TASK INSTRUCTIONS
The output should be every line below, retyped exactly, with no images.

SUPPLIED DATA

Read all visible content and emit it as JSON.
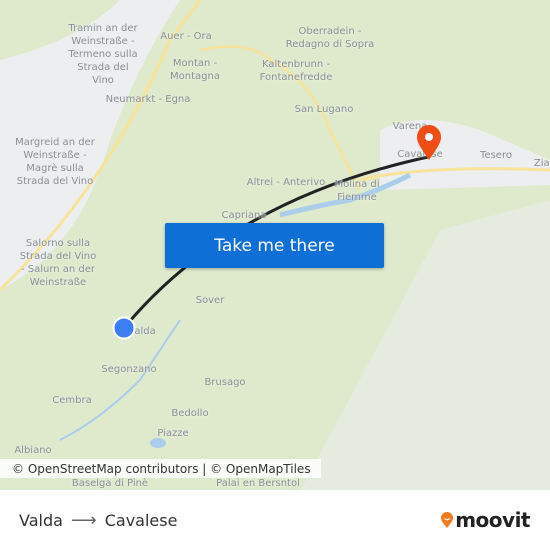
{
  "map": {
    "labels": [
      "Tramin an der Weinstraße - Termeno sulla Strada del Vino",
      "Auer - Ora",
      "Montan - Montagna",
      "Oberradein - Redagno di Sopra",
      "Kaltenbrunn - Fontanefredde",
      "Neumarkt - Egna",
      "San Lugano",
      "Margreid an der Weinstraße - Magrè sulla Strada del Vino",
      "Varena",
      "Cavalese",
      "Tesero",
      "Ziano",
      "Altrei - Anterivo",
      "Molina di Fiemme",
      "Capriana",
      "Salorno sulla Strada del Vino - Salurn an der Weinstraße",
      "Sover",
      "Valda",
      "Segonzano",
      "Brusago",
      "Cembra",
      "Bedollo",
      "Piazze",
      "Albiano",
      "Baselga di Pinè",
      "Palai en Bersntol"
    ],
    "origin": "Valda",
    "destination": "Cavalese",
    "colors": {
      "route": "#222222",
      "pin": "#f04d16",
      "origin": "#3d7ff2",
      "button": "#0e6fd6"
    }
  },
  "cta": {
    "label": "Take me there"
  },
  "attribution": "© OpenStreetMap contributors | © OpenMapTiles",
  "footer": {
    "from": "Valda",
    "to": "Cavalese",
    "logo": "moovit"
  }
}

EXERCISE RESPONSE
Read all visible content and emit it as JSON.
{
  "map": {
    "labels": [
      "Tramin an der Weinstraße - Termeno sulla Strada del Vino",
      "Auer - Ora",
      "Montan - Montagna",
      "Oberradein - Redagno di Sopra",
      "Kaltenbrunn - Fontanefredde",
      "Neumarkt - Egna",
      "San Lugano",
      "Margreid an der Weinstraße - Magrè sulla Strada del Vino",
      "Varena",
      "Cavalese",
      "Tesero",
      "Ziano",
      "Altrei - Anterivo",
      "Molina di Fiemme",
      "Capriana",
      "Salorno sulla Strada del Vino - Salurn an der Weinstraße",
      "Sover",
      "Valda",
      "Segonzano",
      "Brusago",
      "Cembra",
      "Bedollo",
      "Piazze",
      "Albiano",
      "Baselga di Pinè",
      "Palai en Bersntol"
    ],
    "origin": "Valda",
    "destination": "Cavalese",
    "colors": {
      "route": "#222222",
      "pin": "#f04d16",
      "origin": "#3d7ff2",
      "button": "#0e6fd6"
    }
  },
  "cta": {
    "label": "Take me there"
  },
  "attribution": "© OpenStreetMap contributors | © OpenMapTiles",
  "footer": {
    "from": "Valda",
    "to": "Cavalese",
    "logo": "moovit"
  }
}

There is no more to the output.